The latest beta, which comes on the heels of a major shift to make Phoenix its standalone default browser, would support communication with Microsoft Web and proxy servers configured to use Windows integrated security, Mozilla announced.
The project, which is being funded by America Online
has also added some nifty upgrades over the 1.3.1 version, including the
ability for 1.4b users to specify "blank page," "home page," or "last page
visited" for each of first window, new window and new tab.
With the newest beta, Mozilla users also specify default font, size and color for HTML mail compose and the ability to disable or block images via a "view image" button.
Looking to simplify the downloading of .EXE files, Mozilla has added a "launch file" feature to the new browser beta.
Mozilla also released version 1.3.1, which restores XPI functionality for Mac OS X users. The upgraded Mozilla 1.3.1 has added "junk mail classification" to the integrated e-mail client which let users set up systems to quarantine unwanted mail. Newsgroup filters have also been implemented.
Also new in 1.3.1 is an initial implementation of Mozilla Midas, which offers rich text editing controls and image auto sizing which lets users toggle between full-sized images and images sized to fit the browser window.
The release of the new versions follows a decision by the lizard heads to adopt new monikers for the Phoenix browser (Firebird) and Minotaur (Thunderbird), a move that was roundly booed by the Firebird relational database offering, which was already using the name.
The controversy forced Mozilla to backtrack on renaming the two projects and adopt a new branding strategy that seeks to capitalize on the 'Mozilla' name.
"When referring to Thunderbird or Firebird before or during the 1.4 release cycle, make sure to use the project name with Mozilla pre-pended as 'Mozilla Thunderbird' or 'Mozilla Firebird' instead of Mozilla alone or Firebird/Thunderbird alone," according to the new rules.
After the final release of version 1.4, the group will effectively drop the Firebird and Thunderbird codenames, asking that the monikers 'Mozilla Browser' and 'Mozilla Mail' be used to describe those projects.

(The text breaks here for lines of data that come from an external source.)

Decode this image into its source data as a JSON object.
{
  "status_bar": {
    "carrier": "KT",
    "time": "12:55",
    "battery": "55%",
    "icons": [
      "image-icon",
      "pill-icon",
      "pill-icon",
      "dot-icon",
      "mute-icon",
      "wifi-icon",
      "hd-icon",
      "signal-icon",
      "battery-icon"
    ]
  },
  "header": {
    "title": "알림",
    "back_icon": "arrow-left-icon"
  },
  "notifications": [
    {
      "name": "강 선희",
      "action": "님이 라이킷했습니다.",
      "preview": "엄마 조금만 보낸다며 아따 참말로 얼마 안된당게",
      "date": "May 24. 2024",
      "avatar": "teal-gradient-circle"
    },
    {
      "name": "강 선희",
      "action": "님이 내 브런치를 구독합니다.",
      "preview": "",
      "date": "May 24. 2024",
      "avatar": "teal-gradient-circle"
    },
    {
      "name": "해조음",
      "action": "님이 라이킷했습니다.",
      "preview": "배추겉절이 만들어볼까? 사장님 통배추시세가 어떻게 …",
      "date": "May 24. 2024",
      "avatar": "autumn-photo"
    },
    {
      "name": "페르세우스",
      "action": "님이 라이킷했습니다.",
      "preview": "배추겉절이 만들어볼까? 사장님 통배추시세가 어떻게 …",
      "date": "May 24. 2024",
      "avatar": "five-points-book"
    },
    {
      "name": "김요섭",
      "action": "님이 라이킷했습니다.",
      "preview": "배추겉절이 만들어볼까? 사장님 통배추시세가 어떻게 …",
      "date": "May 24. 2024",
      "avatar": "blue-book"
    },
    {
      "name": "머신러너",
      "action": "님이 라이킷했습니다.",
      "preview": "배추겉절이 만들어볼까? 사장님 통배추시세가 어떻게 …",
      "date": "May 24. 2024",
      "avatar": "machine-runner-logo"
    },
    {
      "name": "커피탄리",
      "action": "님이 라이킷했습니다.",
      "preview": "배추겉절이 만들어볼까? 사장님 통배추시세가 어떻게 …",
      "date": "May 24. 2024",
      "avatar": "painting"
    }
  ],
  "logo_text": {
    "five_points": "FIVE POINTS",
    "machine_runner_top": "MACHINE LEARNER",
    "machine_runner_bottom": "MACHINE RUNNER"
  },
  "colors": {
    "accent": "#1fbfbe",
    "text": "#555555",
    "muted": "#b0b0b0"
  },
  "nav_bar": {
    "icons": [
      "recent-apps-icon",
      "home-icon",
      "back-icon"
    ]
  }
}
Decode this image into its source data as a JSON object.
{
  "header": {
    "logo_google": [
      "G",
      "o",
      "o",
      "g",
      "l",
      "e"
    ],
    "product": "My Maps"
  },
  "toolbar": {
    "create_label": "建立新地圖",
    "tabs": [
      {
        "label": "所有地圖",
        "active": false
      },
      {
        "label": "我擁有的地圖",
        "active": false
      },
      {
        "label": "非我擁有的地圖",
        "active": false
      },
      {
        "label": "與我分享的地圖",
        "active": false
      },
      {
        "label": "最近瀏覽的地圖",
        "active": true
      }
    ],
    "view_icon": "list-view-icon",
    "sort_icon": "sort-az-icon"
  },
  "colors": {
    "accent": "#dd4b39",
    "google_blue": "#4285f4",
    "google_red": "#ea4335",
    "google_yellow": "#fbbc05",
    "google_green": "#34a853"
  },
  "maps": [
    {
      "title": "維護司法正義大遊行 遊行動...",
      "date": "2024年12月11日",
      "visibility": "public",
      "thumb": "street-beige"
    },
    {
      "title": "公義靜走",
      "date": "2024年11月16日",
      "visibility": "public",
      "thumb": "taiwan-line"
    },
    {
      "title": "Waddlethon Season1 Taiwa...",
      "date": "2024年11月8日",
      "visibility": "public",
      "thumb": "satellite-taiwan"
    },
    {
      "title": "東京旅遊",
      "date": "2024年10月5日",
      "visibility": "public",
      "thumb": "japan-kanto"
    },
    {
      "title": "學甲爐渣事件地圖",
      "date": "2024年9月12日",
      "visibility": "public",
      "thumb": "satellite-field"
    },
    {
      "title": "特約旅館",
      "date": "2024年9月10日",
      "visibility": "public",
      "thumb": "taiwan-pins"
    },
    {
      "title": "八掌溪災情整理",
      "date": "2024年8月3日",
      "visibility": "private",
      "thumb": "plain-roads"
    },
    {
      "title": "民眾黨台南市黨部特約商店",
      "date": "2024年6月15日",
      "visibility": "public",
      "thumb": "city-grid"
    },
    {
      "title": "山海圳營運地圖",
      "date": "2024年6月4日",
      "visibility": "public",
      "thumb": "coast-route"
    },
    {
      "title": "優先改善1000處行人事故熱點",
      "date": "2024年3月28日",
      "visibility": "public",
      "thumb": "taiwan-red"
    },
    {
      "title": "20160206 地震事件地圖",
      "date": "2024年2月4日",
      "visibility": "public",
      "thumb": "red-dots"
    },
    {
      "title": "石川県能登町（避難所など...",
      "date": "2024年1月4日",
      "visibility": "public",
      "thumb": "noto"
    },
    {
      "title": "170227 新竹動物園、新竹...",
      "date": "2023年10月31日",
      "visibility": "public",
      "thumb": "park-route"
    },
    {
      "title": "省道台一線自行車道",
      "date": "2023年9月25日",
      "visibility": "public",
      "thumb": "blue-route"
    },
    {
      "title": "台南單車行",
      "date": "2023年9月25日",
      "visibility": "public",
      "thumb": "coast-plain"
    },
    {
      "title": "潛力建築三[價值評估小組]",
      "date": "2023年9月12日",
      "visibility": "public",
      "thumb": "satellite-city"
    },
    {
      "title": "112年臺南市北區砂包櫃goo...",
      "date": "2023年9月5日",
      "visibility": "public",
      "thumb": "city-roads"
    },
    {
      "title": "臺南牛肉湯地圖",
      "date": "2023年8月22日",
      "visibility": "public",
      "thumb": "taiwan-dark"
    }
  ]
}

"Project names are transitory. As long as we have both a mail and browser project, we should be using the Mozilla brand and reinforcing it whenever we get the chance," it said.